▸ **WHAT IS BEING ASKED**:
Identify all lines below that hold "likes" and collect them.

▸ **DATA FOR REVIEW**:
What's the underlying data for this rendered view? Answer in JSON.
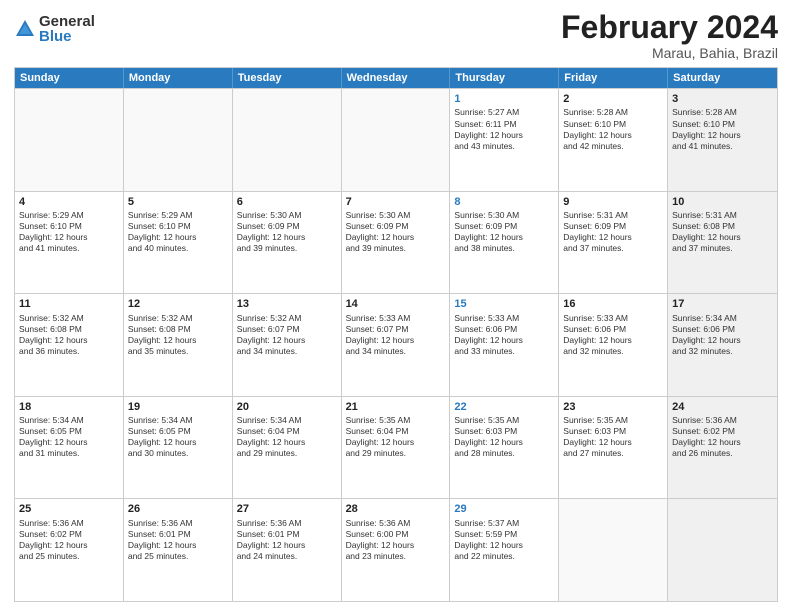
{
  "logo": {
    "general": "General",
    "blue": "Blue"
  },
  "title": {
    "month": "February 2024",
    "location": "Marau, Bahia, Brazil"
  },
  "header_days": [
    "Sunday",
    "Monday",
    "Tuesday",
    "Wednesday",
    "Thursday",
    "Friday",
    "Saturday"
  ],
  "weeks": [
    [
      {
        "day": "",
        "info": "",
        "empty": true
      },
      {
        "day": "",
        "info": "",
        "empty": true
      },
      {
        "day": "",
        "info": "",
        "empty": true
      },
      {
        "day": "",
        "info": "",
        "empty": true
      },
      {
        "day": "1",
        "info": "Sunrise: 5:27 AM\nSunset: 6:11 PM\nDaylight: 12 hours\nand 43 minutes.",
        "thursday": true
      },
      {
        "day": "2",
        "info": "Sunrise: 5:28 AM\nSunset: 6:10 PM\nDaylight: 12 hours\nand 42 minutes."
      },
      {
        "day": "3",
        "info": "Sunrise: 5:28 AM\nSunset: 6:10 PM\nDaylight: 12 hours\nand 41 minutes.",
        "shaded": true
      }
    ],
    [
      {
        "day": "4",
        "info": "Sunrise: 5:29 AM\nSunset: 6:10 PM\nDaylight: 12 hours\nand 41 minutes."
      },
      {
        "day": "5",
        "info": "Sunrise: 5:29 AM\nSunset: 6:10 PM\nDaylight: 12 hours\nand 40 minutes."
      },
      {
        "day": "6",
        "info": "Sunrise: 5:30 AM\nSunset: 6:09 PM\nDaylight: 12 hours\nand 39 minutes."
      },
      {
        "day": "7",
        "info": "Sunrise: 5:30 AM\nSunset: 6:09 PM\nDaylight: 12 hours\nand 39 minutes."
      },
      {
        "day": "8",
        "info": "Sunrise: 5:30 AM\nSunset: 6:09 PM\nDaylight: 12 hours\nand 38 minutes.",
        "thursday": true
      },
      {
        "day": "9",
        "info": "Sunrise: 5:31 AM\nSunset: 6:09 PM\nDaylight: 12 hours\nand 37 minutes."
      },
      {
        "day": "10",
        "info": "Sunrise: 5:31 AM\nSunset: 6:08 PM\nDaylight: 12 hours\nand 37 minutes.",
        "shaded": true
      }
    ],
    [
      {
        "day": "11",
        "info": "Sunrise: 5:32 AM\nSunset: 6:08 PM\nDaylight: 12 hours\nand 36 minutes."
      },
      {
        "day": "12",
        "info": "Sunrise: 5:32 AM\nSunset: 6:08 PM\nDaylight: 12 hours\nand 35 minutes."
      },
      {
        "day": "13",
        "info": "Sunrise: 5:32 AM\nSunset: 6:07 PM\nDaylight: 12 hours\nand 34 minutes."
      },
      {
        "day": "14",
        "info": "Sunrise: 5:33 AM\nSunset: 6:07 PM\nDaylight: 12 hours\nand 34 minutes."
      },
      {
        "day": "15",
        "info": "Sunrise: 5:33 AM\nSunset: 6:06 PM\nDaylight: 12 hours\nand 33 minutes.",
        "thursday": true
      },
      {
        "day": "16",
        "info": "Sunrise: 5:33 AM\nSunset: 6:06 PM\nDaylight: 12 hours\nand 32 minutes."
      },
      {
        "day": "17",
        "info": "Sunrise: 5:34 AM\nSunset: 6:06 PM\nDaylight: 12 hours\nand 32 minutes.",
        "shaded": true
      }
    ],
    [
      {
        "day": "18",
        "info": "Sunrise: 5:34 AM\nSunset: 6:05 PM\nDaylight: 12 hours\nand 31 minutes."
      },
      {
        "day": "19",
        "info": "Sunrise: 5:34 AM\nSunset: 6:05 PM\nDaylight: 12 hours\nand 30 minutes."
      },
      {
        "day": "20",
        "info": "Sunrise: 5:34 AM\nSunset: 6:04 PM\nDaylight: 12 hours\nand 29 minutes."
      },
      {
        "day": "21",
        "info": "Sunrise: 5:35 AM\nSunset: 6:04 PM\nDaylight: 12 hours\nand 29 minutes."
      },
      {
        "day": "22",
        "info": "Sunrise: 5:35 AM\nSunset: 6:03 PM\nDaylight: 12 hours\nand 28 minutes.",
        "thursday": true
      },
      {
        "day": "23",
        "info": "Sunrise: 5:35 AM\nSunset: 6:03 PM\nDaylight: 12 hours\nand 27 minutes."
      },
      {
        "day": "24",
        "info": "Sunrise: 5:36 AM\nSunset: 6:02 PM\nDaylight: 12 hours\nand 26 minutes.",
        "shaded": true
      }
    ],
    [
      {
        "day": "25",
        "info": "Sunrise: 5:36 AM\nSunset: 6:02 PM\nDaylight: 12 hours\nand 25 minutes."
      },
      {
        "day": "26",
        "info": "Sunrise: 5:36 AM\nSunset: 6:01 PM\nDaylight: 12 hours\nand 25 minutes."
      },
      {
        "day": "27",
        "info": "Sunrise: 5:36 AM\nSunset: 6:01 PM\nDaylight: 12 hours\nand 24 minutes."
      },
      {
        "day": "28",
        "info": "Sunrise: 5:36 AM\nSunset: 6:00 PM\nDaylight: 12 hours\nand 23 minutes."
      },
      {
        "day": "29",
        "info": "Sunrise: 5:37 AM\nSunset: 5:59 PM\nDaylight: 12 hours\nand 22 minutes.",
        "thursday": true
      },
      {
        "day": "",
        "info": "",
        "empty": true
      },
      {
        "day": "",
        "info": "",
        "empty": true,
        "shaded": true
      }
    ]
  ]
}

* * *

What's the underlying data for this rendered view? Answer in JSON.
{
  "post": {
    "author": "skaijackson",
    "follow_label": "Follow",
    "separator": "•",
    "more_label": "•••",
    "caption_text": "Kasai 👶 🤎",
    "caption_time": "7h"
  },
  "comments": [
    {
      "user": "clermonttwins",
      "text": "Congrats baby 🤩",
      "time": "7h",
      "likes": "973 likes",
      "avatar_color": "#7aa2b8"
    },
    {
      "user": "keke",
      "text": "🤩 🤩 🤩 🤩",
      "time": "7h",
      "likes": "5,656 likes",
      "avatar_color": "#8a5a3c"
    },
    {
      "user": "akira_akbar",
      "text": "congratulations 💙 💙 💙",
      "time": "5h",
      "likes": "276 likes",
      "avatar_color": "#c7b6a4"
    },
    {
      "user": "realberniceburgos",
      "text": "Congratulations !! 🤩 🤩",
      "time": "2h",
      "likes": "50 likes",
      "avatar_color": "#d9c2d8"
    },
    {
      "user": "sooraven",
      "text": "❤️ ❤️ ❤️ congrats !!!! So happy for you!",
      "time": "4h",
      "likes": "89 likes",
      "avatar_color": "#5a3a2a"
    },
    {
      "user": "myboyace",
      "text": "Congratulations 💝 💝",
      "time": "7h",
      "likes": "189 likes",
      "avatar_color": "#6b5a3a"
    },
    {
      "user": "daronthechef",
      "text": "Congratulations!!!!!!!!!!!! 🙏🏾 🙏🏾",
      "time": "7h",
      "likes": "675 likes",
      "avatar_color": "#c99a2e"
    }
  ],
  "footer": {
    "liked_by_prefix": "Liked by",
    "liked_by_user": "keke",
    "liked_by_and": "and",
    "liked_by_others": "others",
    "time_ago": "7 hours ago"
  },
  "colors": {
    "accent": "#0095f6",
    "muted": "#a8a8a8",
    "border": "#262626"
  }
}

▸ **ANSWER TO THIS EXERCISE**:
      "likes": "973 likes",
      "likes": "5,656 likes",
      "likes": "276 likes",
      "likes": "50 likes",
      "likes": "89 likes",
      "likes": "189 likes",
      "likes": "675 likes",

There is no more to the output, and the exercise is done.